### Your task
Report each line of the records below that uses the word "examples".

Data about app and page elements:
<<<<
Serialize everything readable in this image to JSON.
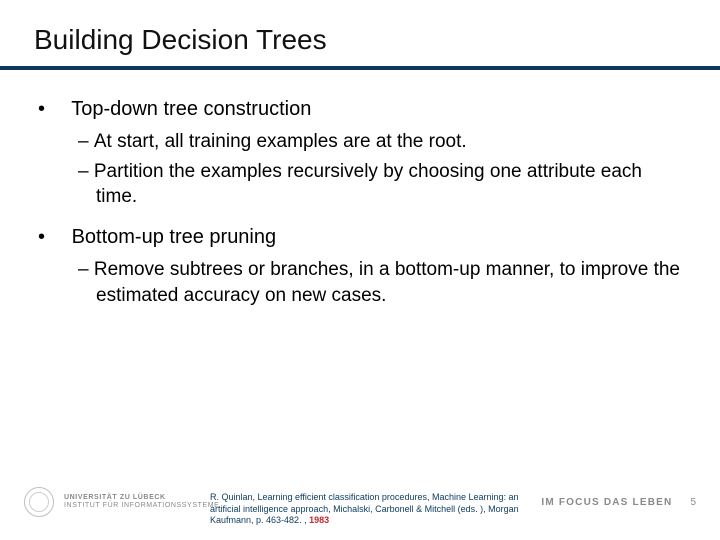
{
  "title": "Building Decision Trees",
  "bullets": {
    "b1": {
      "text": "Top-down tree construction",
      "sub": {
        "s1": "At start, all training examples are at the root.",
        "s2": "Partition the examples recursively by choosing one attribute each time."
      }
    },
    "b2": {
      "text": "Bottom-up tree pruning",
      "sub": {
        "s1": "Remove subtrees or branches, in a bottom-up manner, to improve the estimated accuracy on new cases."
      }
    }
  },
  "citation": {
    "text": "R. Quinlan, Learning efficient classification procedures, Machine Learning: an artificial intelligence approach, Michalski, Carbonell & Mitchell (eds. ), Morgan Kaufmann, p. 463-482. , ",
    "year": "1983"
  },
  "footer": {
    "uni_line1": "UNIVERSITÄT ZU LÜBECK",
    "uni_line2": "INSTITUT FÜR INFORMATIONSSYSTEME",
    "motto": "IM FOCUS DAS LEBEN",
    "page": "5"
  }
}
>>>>
### Answer for this exercise
        "s1": "At start, all training examples are at the root.",
        "s2": "Partition the examples recursively by choosing one attribute each time."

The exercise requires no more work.